  • Lessons from the Riots” – In school, occasionally some student will have the perennial insight that “we can’t all get in trouble.”  As usual, the Code of the School Yard has some kernel of Truth to it.  The Leftists have demonstrated that their sheer numbers (as well as having all of officialdom on their side in some of these cities) have made them somewhat impervious to police action.  But a determined show of resistance from conservatives can bolster the police and keep wild Lefties at bay.
  • Dignity” – Never grovel to the Left.  It does not work, and they will only demand more.  Maintain your dignity.  Apologizing to the Left is like being a medieval flagellant, constantly whipping yourself in a vain attempt at progressive salvation.
  • SubscribeStar Saturday – Leftist Utopia” – The “Capitol Hill Autonomous Zone,” or “CHAZ,” is an example of Leftist mob foolishness that is so cartoonish, it’s as if a conservative created it as a rhetorical straw man in some collegiate debate.  Unfortunately, this cartoonish nightmare is all too real—and the animation is coming our way if we don’t act now.
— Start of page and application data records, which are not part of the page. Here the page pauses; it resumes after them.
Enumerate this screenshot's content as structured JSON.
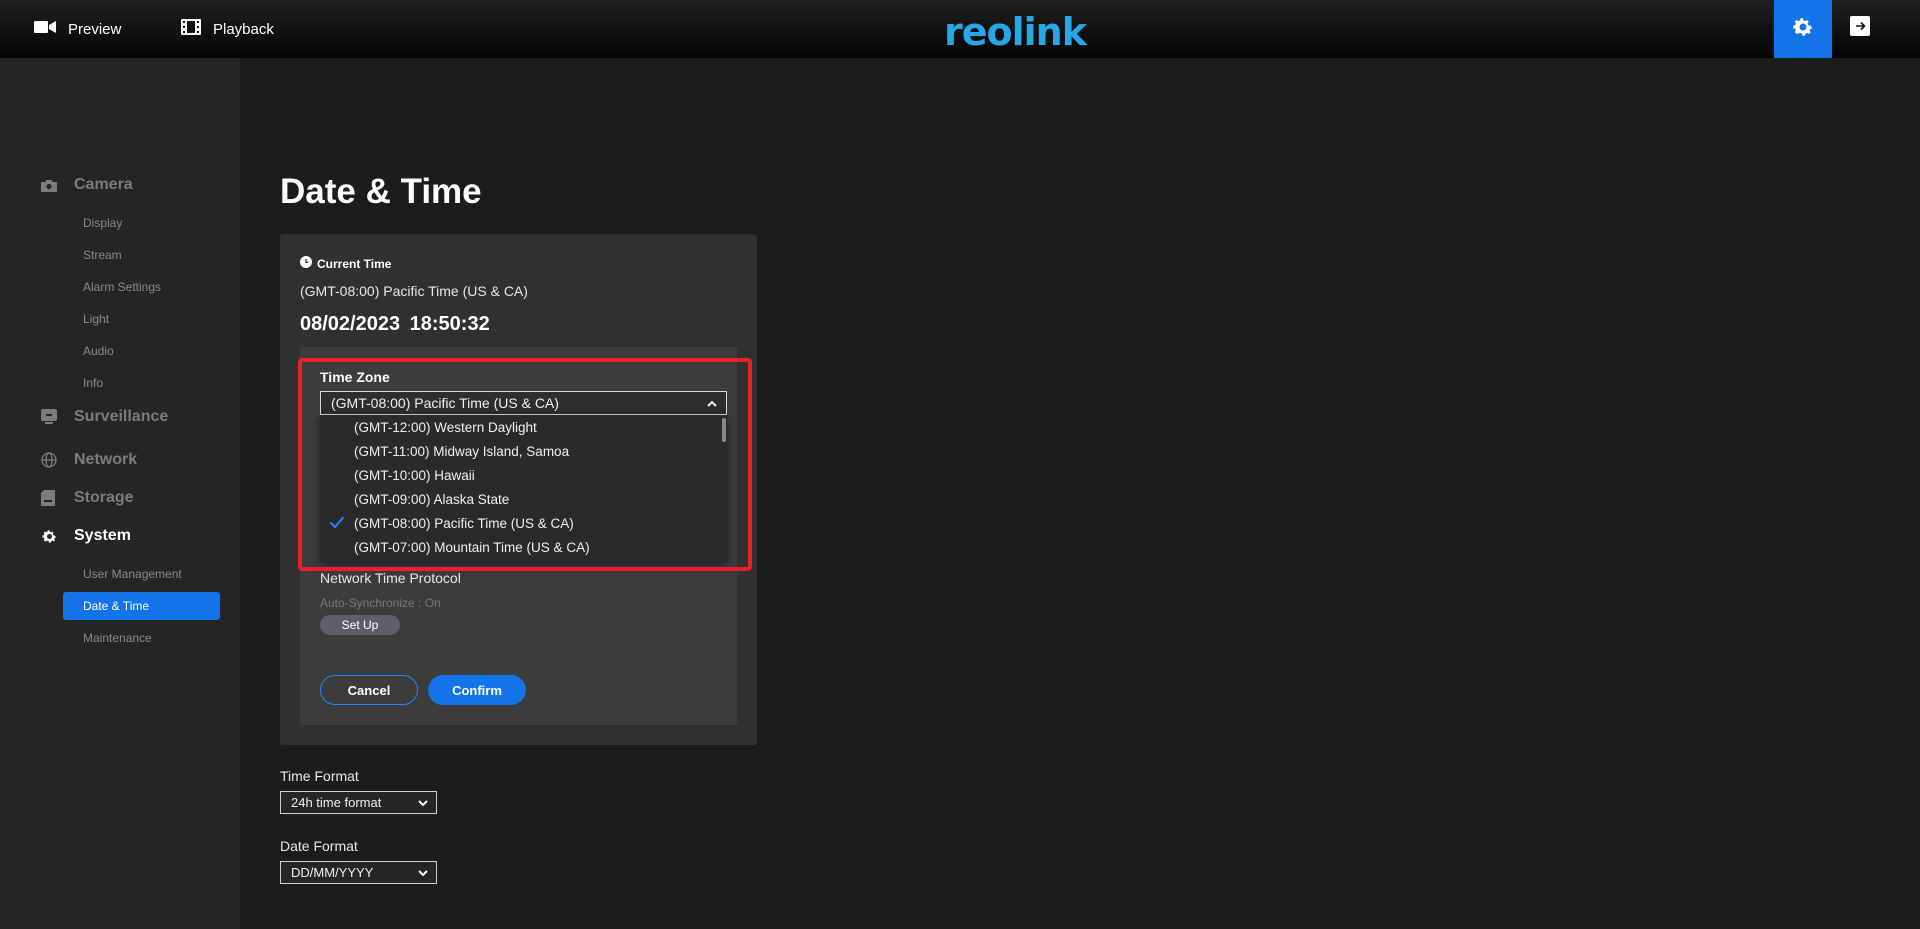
{
  "topbar": {
    "preview_label": "Preview",
    "playback_label": "Playback",
    "logo_text": "reolink",
    "accent_color": "#1373e8",
    "logo_color": "#25a7e8"
  },
  "sidebar": {
    "camera": {
      "label": "Camera",
      "items": [
        "Display",
        "Stream",
        "Alarm Settings",
        "Light",
        "Audio",
        "Info"
      ]
    },
    "surveillance": {
      "label": "Surveillance"
    },
    "network": {
      "label": "Network"
    },
    "storage": {
      "label": "Storage"
    },
    "system": {
      "label": "System",
      "items": [
        "User Management",
        "Date & Time",
        "Maintenance"
      ],
      "active_item": "Date & Time"
    }
  },
  "main": {
    "title": "Date & Time",
    "current_time_label": "Current Time",
    "current_zone": "(GMT-08:00) Pacific Time (US & CA)",
    "current_datetime": "08/02/2023  18:50:32",
    "time_zone": {
      "label": "Time Zone",
      "selected": "(GMT-08:00) Pacific Time (US & CA)",
      "options": [
        "(GMT-12:00) Western Daylight",
        "(GMT-11:00) Midway Island, Samoa",
        "(GMT-10:00) Hawaii",
        "(GMT-09:00) Alaska State",
        "(GMT-08:00) Pacific Time (US & CA)",
        "(GMT-07:00) Mountain Time (US & CA)"
      ],
      "checked_index": 4
    },
    "ntp": {
      "label": "Network Time Protocol",
      "status": "Auto-Synchronize : On",
      "setup_label": "Set Up"
    },
    "cancel_label": "Cancel",
    "confirm_label": "Confirm",
    "time_format": {
      "label": "Time Format",
      "value": "24h time format"
    },
    "date_format": {
      "label": "Date Format",
      "value": "DD/MM/YYYY"
    }
  }
}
Well, that’s it for this Sunday.  Hopefully it’s not too much of a downer.  On the plus side, the horrid humidity here in South Carolina has broken, at least briefly, so it’s possible to go outside again without immediately gaining a dewy aura of salty sweat.

Happy Sunday!

—TPP

Other Lazy Sunday Installments: